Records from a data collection
________________
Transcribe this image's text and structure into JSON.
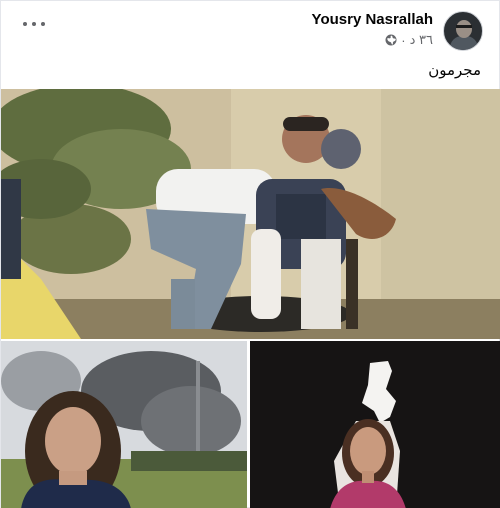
{
  "post": {
    "author_name": "Yousry Nasrallah",
    "timestamp": "٣٦ د",
    "separator": "·",
    "audience_icon": "globe-icon",
    "caption": "مجرمون",
    "more_icon": "more-options-icon"
  },
  "images": {
    "main": "photo",
    "left": "photo",
    "right": "photo"
  },
  "colors": {
    "text_primary": "#050505",
    "text_secondary": "#65676b",
    "border": "#e4e6eb"
  }
}
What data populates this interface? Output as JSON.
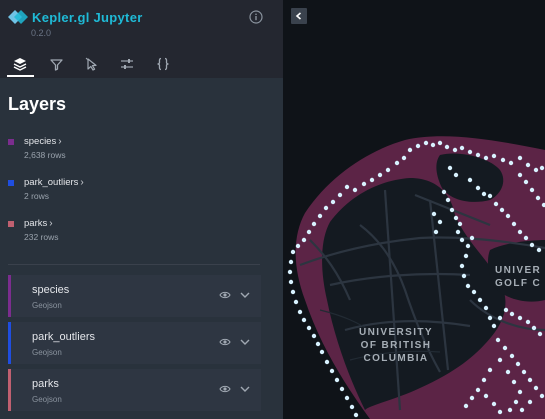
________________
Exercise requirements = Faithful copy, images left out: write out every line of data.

Answer to this exercise =
Transcribe this image's text and structure into JSON.
{
  "post": {
    "author_name": "Yousry Nasrallah",
    "timestamp": "٣٦ د",
    "separator": "·",
    "audience_icon": "globe-icon",
    "caption": "مجرمون",
    "more_icon": "more-options-icon"
  },
  "images": {
    "main": "photo",
    "left": "photo",
    "right": "photo"
  },
  "colors": {
    "text_primary": "#050505",
    "text_secondary": "#65676b",
    "border": "#e4e6eb"
  }
}
What data populates this interface? Output as JSON.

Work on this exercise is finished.